An exact copy of every entry is needed, without the pictures.

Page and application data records
=== Section Start ===

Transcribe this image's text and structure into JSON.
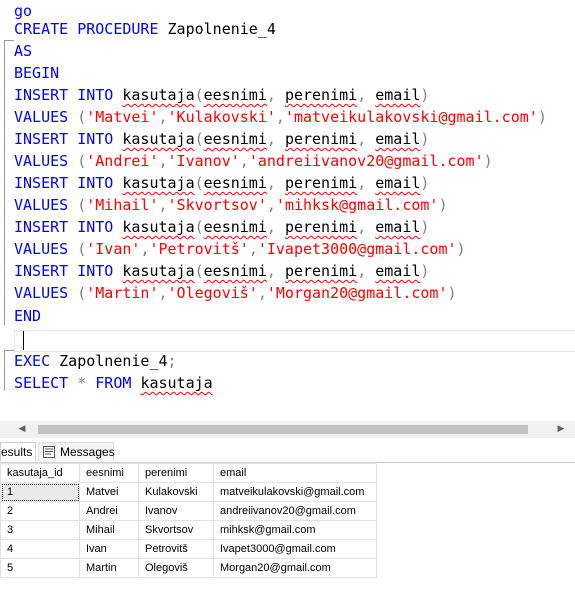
{
  "editor": {
    "lines": [
      {
        "id": "go",
        "parts": [
          {
            "t": "go",
            "c": "kw"
          }
        ]
      },
      {
        "id": "create",
        "parts": [
          {
            "t": "CREATE PROCEDURE ",
            "c": "kw"
          },
          {
            "t": "Zapolnenie_4",
            "c": ""
          }
        ]
      },
      {
        "id": "as",
        "parts": [
          {
            "t": "AS",
            "c": "kw"
          }
        ]
      },
      {
        "id": "begin",
        "parts": [
          {
            "t": "BEGIN",
            "c": "kw"
          }
        ]
      },
      {
        "id": "insert1",
        "parts": [
          {
            "t": "INSERT INTO ",
            "c": "kw"
          },
          {
            "t": "kasutaja",
            "c": "squig"
          },
          {
            "t": "(",
            "c": "gray"
          },
          {
            "t": "eesnimi",
            "c": "squig"
          },
          {
            "t": ", ",
            "c": "gray"
          },
          {
            "t": "perenimi",
            "c": "squig"
          },
          {
            "t": ", ",
            "c": "gray"
          },
          {
            "t": "email",
            "c": "squig"
          },
          {
            "t": ")",
            "c": "gray"
          }
        ]
      },
      {
        "id": "values1",
        "parts": [
          {
            "t": "VALUES ",
            "c": "kw"
          },
          {
            "t": "(",
            "c": "gray"
          },
          {
            "t": "'Matvei'",
            "c": "str"
          },
          {
            "t": ",",
            "c": "gray"
          },
          {
            "t": "'Kulakovski'",
            "c": "str"
          },
          {
            "t": ",",
            "c": "gray"
          },
          {
            "t": "'matveikulakovski@gmail.com'",
            "c": "str"
          },
          {
            "t": ")",
            "c": "gray"
          }
        ]
      },
      {
        "id": "insert2",
        "parts": [
          {
            "t": "INSERT INTO ",
            "c": "kw"
          },
          {
            "t": "kasutaja",
            "c": "squig"
          },
          {
            "t": "(",
            "c": "gray"
          },
          {
            "t": "eesnimi",
            "c": "squig"
          },
          {
            "t": ", ",
            "c": "gray"
          },
          {
            "t": "perenimi",
            "c": "squig"
          },
          {
            "t": ", ",
            "c": "gray"
          },
          {
            "t": "email",
            "c": "squig"
          },
          {
            "t": ")",
            "c": "gray"
          }
        ]
      },
      {
        "id": "values2",
        "parts": [
          {
            "t": "VALUES ",
            "c": "kw"
          },
          {
            "t": "(",
            "c": "gray"
          },
          {
            "t": "'Andrei'",
            "c": "str"
          },
          {
            "t": ",",
            "c": "gray"
          },
          {
            "t": "'Ivanov'",
            "c": "str"
          },
          {
            "t": ",",
            "c": "gray"
          },
          {
            "t": "'andreiivanov20@gmail.com'",
            "c": "str"
          },
          {
            "t": ")",
            "c": "gray"
          }
        ]
      },
      {
        "id": "insert3",
        "parts": [
          {
            "t": "INSERT INTO ",
            "c": "kw"
          },
          {
            "t": "kasutaja",
            "c": "squig"
          },
          {
            "t": "(",
            "c": "gray"
          },
          {
            "t": "eesnimi",
            "c": "squig"
          },
          {
            "t": ", ",
            "c": "gray"
          },
          {
            "t": "perenimi",
            "c": "squig"
          },
          {
            "t": ", ",
            "c": "gray"
          },
          {
            "t": "email",
            "c": "squig"
          },
          {
            "t": ")",
            "c": "gray"
          }
        ]
      },
      {
        "id": "values3",
        "parts": [
          {
            "t": "VALUES ",
            "c": "kw"
          },
          {
            "t": "(",
            "c": "gray"
          },
          {
            "t": "'Mihail'",
            "c": "str"
          },
          {
            "t": ",",
            "c": "gray"
          },
          {
            "t": "'Skvortsov'",
            "c": "str"
          },
          {
            "t": ",",
            "c": "gray"
          },
          {
            "t": "'mihksk@gmail.com'",
            "c": "str"
          },
          {
            "t": ")",
            "c": "gray"
          }
        ]
      },
      {
        "id": "insert4",
        "parts": [
          {
            "t": "INSERT INTO ",
            "c": "kw"
          },
          {
            "t": "kasutaja",
            "c": "squig"
          },
          {
            "t": "(",
            "c": "gray"
          },
          {
            "t": "eesnimi",
            "c": "squig"
          },
          {
            "t": ", ",
            "c": "gray"
          },
          {
            "t": "perenimi",
            "c": "squig"
          },
          {
            "t": ", ",
            "c": "gray"
          },
          {
            "t": "email",
            "c": "squig"
          },
          {
            "t": ")",
            "c": "gray"
          }
        ]
      },
      {
        "id": "values4",
        "parts": [
          {
            "t": "VALUES ",
            "c": "kw"
          },
          {
            "t": "(",
            "c": "gray"
          },
          {
            "t": "'Ivan'",
            "c": "str"
          },
          {
            "t": ",",
            "c": "gray"
          },
          {
            "t": "'Petrovitš'",
            "c": "str"
          },
          {
            "t": ",",
            "c": "gray"
          },
          {
            "t": "'Ivapet3000@gmail.com'",
            "c": "str"
          },
          {
            "t": ")",
            "c": "gray"
          }
        ]
      },
      {
        "id": "insert5",
        "parts": [
          {
            "t": "INSERT INTO ",
            "c": "kw"
          },
          {
            "t": "kasutaja",
            "c": "squig"
          },
          {
            "t": "(",
            "c": "gray"
          },
          {
            "t": "eesnimi",
            "c": "squig"
          },
          {
            "t": ", ",
            "c": "gray"
          },
          {
            "t": "perenimi",
            "c": "squig"
          },
          {
            "t": ", ",
            "c": "gray"
          },
          {
            "t": "email",
            "c": "squig"
          },
          {
            "t": ")",
            "c": "gray"
          }
        ]
      },
      {
        "id": "values5",
        "parts": [
          {
            "t": "VALUES ",
            "c": "kw"
          },
          {
            "t": "(",
            "c": "gray"
          },
          {
            "t": "'Martin'",
            "c": "str"
          },
          {
            "t": ",",
            "c": "gray"
          },
          {
            "t": "'Olegoviš'",
            "c": "str"
          },
          {
            "t": ",",
            "c": "gray"
          },
          {
            "t": "'Morgan20@gmail.com'",
            "c": "str"
          },
          {
            "t": ")",
            "c": "gray"
          }
        ]
      },
      {
        "id": "end",
        "parts": [
          {
            "t": "END",
            "c": "kw"
          }
        ]
      },
      {
        "id": "blank",
        "parts": []
      },
      {
        "id": "exec",
        "parts": [
          {
            "t": "EXEC ",
            "c": "kw"
          },
          {
            "t": "Zapolnenie_4",
            "c": ""
          },
          {
            "t": ";",
            "c": "gray"
          }
        ]
      },
      {
        "id": "select",
        "parts": [
          {
            "t": "SELECT ",
            "c": "kw"
          },
          {
            "t": "* ",
            "c": "gray"
          },
          {
            "t": "FROM ",
            "c": "kw"
          },
          {
            "t": "kasutaja",
            "c": "squig"
          }
        ]
      }
    ]
  },
  "tabs": {
    "results_label": "Results",
    "results_visible": "esults",
    "messages_label": "Messages"
  },
  "grid": {
    "columns": [
      "kasutaja_id",
      "eesnimi",
      "perenimi",
      "email"
    ],
    "rows": [
      [
        "1",
        "Matvei",
        "Kulakovski",
        "matveikulakovski@gmail.com"
      ],
      [
        "2",
        "Andrei",
        "Ivanov",
        "andreiivanov20@gmail.com"
      ],
      [
        "3",
        "Mihail",
        "Skvortsov",
        "mihksk@gmail.com"
      ],
      [
        "4",
        "Ivan",
        "Petrovitš",
        "Ivapet3000@gmail.com"
      ],
      [
        "5",
        "Martin",
        "Olegoviš",
        "Morgan20@gmail.com"
      ]
    ]
  },
  "colors": {
    "keyword": "#0000ff",
    "string": "#ff0000",
    "punct": "#808080"
  }
}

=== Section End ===

## Problem solution
Transcribe this image's text and structure into JSON.
{
  "editor": {
    "lines": [
      {
        "id": "go",
        "parts": [
          {
            "t": "go",
            "c": "kw"
          }
        ]
      },
      {
        "id": "create",
        "parts": [
          {
            "t": "CREATE PROCEDURE ",
            "c": "kw"
          },
          {
            "t": "Zapolnenie_4",
            "c": ""
          }
        ]
      },
      {
        "id": "as",
        "parts": [
          {
            "t": "AS",
            "c": "kw"
          }
        ]
      },
      {
        "id": "begin",
        "parts": [
          {
            "t": "BEGIN",
            "c": "kw"
          }
        ]
      },
      {
        "id": "insert1",
        "parts": [
          {
            "t": "INSERT INTO ",
            "c": "kw"
          },
          {
            "t": "kasutaja",
            "c": "squig"
          },
          {
            "t": "(",
            "c": "gray"
          },
          {
            "t": "eesnimi",
            "c": "squig"
          },
          {
            "t": ", ",
            "c": "gray"
          },
          {
            "t": "perenimi",
            "c": "squig"
          },
          {
            "t": ", ",
            "c": "gray"
          },
          {
            "t": "email",
            "c": "squig"
          },
          {
            "t": ")",
            "c": "gray"
          }
        ]
      },
      {
        "id": "values1",
        "parts": [
          {
            "t": "VALUES ",
            "c": "kw"
          },
          {
            "t": "(",
            "c": "gray"
          },
          {
            "t": "'Matvei'",
            "c": "str"
          },
          {
            "t": ",",
            "c": "gray"
          },
          {
            "t": "'Kulakovski'",
            "c": "str"
          },
          {
            "t": ",",
            "c": "gray"
          },
          {
            "t": "'matveikulakovski@gmail.com'",
            "c": "str"
          },
          {
            "t": ")",
            "c": "gray"
          }
        ]
      },
      {
        "id": "insert2",
        "parts": [
          {
            "t": "INSERT INTO ",
            "c": "kw"
          },
          {
            "t": "kasutaja",
            "c": "squig"
          },
          {
            "t": "(",
            "c": "gray"
          },
          {
            "t": "eesnimi",
            "c": "squig"
          },
          {
            "t": ", ",
            "c": "gray"
          },
          {
            "t": "perenimi",
            "c": "squig"
          },
          {
            "t": ", ",
            "c": "gray"
          },
          {
            "t": "email",
            "c": "squig"
          },
          {
            "t": ")",
            "c": "gray"
          }
        ]
      },
      {
        "id": "values2",
        "parts": [
          {
            "t": "VALUES ",
            "c": "kw"
          },
          {
            "t": "(",
            "c": "gray"
          },
          {
            "t": "'Andrei'",
            "c": "str"
          },
          {
            "t": ",",
            "c": "gray"
          },
          {
            "t": "'Ivanov'",
            "c": "str"
          },
          {
            "t": ",",
            "c": "gray"
          },
          {
            "t": "'andreiivanov20@gmail.com'",
            "c": "str"
          },
          {
            "t": ")",
            "c": "gray"
          }
        ]
      },
      {
        "id": "insert3",
        "parts": [
          {
            "t": "INSERT INTO ",
            "c": "kw"
          },
          {
            "t": "kasutaja",
            "c": "squig"
          },
          {
            "t": "(",
            "c": "gray"
          },
          {
            "t": "eesnimi",
            "c": "squig"
          },
          {
            "t": ", ",
            "c": "gray"
          },
          {
            "t": "perenimi",
            "c": "squig"
          },
          {
            "t": ", ",
            "c": "gray"
          },
          {
            "t": "email",
            "c": "squig"
          },
          {
            "t": ")",
            "c": "gray"
          }
        ]
      },
      {
        "id": "values3",
        "parts": [
          {
            "t": "VALUES ",
            "c": "kw"
          },
          {
            "t": "(",
            "c": "gray"
          },
          {
            "t": "'Mihail'",
            "c": "str"
          },
          {
            "t": ",",
            "c": "gray"
          },
          {
            "t": "'Skvortsov'",
            "c": "str"
          },
          {
            "t": ",",
            "c": "gray"
          },
          {
            "t": "'mihksk@gmail.com'",
            "c": "str"
          },
          {
            "t": ")",
            "c": "gray"
          }
        ]
      },
      {
        "id": "insert4",
        "parts": [
          {
            "t": "INSERT INTO ",
            "c": "kw"
          },
          {
            "t": "kasutaja",
            "c": "squig"
          },
          {
            "t": "(",
            "c": "gray"
          },
          {
            "t": "eesnimi",
            "c": "squig"
          },
          {
            "t": ", ",
            "c": "gray"
          },
          {
            "t": "perenimi",
            "c": "squig"
          },
          {
            "t": ", ",
            "c": "gray"
          },
          {
            "t": "email",
            "c": "squig"
          },
          {
            "t": ")",
            "c": "gray"
          }
        ]
      },
      {
        "id": "values4",
        "parts": [
          {
            "t": "VALUES ",
            "c": "kw"
          },
          {
            "t": "(",
            "c": "gray"
          },
          {
            "t": "'Ivan'",
            "c": "str"
          },
          {
            "t": ",",
            "c": "gray"
          },
          {
            "t": "'Petrovitš'",
            "c": "str"
          },
          {
            "t": ",",
            "c": "gray"
          },
          {
            "t": "'Ivapet3000@gmail.com'",
            "c": "str"
          },
          {
            "t": ")",
            "c": "gray"
          }
        ]
      },
      {
        "id": "insert5",
        "parts": [
          {
            "t": "INSERT INTO ",
            "c": "kw"
          },
          {
            "t": "kasutaja",
            "c": "squig"
          },
          {
            "t": "(",
            "c": "gray"
          },
          {
            "t": "eesnimi",
            "c": "squig"
          },
          {
            "t": ", ",
            "c": "gray"
          },
          {
            "t": "perenimi",
            "c": "squig"
          },
          {
            "t": ", ",
            "c": "gray"
          },
          {
            "t": "email",
            "c": "squig"
          },
          {
            "t": ")",
            "c": "gray"
          }
        ]
      },
      {
        "id": "values5",
        "parts": [
          {
            "t": "VALUES ",
            "c": "kw"
          },
          {
            "t": "(",
            "c": "gray"
          },
          {
            "t": "'Martin'",
            "c": "str"
          },
          {
            "t": ",",
            "c": "gray"
          },
          {
            "t": "'Olegoviš'",
            "c": "str"
          },
          {
            "t": ",",
            "c": "gray"
          },
          {
            "t": "'Morgan20@gmail.com'",
            "c": "str"
          },
          {
            "t": ")",
            "c": "gray"
          }
        ]
      },
      {
        "id": "end",
        "parts": [
          {
            "t": "END",
            "c": "kw"
          }
        ]
      },
      {
        "id": "blank",
        "parts": []
      },
      {
        "id": "exec",
        "parts": [
          {
            "t": "EXEC ",
            "c": "kw"
          },
          {
            "t": "Zapolnenie_4",
            "c": ""
          },
          {
            "t": ";",
            "c": "gray"
          }
        ]
      },
      {
        "id": "select",
        "parts": [
          {
            "t": "SELECT ",
            "c": "kw"
          },
          {
            "t": "* ",
            "c": "gray"
          },
          {
            "t": "FROM ",
            "c": "kw"
          },
          {
            "t": "kasutaja",
            "c": "squig"
          }
        ]
      }
    ]
  },
  "tabs": {
    "results_label": "Results",
    "results_visible": "esults",
    "messages_label": "Messages"
  },
  "grid": {
    "columns": [
      "kasutaja_id",
      "eesnimi",
      "perenimi",
      "email"
    ],
    "rows": [
      [
        "1",
        "Matvei",
        "Kulakovski",
        "matveikulakovski@gmail.com"
      ],
      [
        "2",
        "Andrei",
        "Ivanov",
        "andreiivanov20@gmail.com"
      ],
      [
        "3",
        "Mihail",
        "Skvortsov",
        "mihksk@gmail.com"
      ],
      [
        "4",
        "Ivan",
        "Petrovitš",
        "Ivapet3000@gmail.com"
      ],
      [
        "5",
        "Martin",
        "Olegoviš",
        "Morgan20@gmail.com"
      ]
    ]
  },
  "colors": {
    "keyword": "#0000ff",
    "string": "#ff0000",
    "punct": "#808080"
  }
}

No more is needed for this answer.